Everyone has experienced the frustration of not being able to open a package at some time, regardless of age.

This could be in the form of medicine bottles with multiple levels of tamper evidence, small electronics hermetically sealed in cardboard and plastic to prevent pilferage, or household items in rigid clamshells which are cheap to produce and virtually impenetrable without the use of a chain saw.

But, as we get older, the challenges become more severe and show up even for packages that had not previously been difficult to open, which can be due to multiple factors. 

Starting in our 30s, we begin to lose muscle mass and function — a condition known as sarcopenia — which results in a loss of strength and mobility. At age 40, we lose about 1 percent of muscle mass per year, and it accelerates after age 70.

In addition, arthritis is also a factor. While younger people do suffer from arthritis, it becomes more prevalent with age — going from 7 percent for 18-44 year olds, to 30 percent for 45-64 year olds and 50 percent of those 65  and above.

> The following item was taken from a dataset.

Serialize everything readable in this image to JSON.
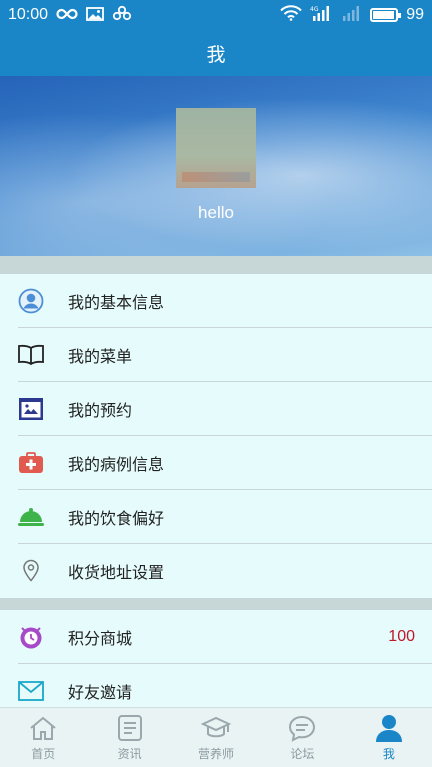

And, with the aging Baby Boomer population, the prevalence of arthritis is expected to increase by 40 percent by 2030, impacting 67 million Americans.

Many everyday tasks that had been easy, such as opening lids on jars and bottles, become frustratingly difficult. Manufacturers could ease this burden with relatively simple modifications to age-old approaches including switching from metal to plastic (with easier-to-grip ridges) and making lids just a bit taller (with more surface area to grab).

Taking it a step further (with some additional cost), manufacturers can add an easy-grip, rubber-like layer, as Bayer has done for several of its bottles. Interestingly, it is referred to as an “easy-open arthritis cap” when used for Aleve, but no such mention is made for Bayer.

Advil’s arthritis cap is clearly designed with arthritics in mind. It includes both a built-in flange that can be gripped, even by someone whose fingers can’t fully bend to grip, as well as a slot to insert a pencil (or similar implement) to provide the leverage needed when both gripping and turning strength are lacking.

And better still, some caps include flip tops, eliminating the need to grip and turn altogether.


While marketers will continue to focus on Millenials (understandably), they should also consider the additional opportunties that could be realized by giving some renewed thought to Boomers.

This is still a very significant market segment whose evolving needs can be met by some fairly simple and straightforward modifications to product packaging.

Much can be accomplished within the confines of standard approaches that are readily available — such as more legible text or easier to grip lids. Providing these will result in greater shopper satisfaction and increased purchase frequency, not just among Boomers, but by all generations.

Importantly, by taking things to a higher level and creating meaningful proprietary solutions, enlightened marketers can create truly effective differentiation for their brands.

While this may require a significant capital investment initially, the ROI that would be achieved via higher price points, greater market share and deeper loyalty would pay for itself many times over in the long run.  

One of the best examples of how far this idea can be taken is Target’s proprietary prescription bottle. It was originally created by a design student who had concerns that her grandparents — each of whom had several prescription drugs in their medicine cabinet — might accidentally take the wrong one.

The package she created includes a cap that is easy to open, color-coded rings which designate the intended user, and a large label that accommodates well-organized, easy-to-read copy.

This life-saving, award-winning package has broad appeal beyond the senior citizens for whom it was originally intended. It has also reinforced Target’s design credentials, as well as making Target’s pharmacy a destination for many shoppers — of all ages.

Of course, not every brand will be willing or able to go this far. But, given how much room for improvement exists and how benefical even small steps are likely to be, it certainly makes sense to at least think about creating Boomer-friendly packaging.

 And, ironically, by helping the Boomer segment, all shoppers will benefit — and make their buying choices accordingly.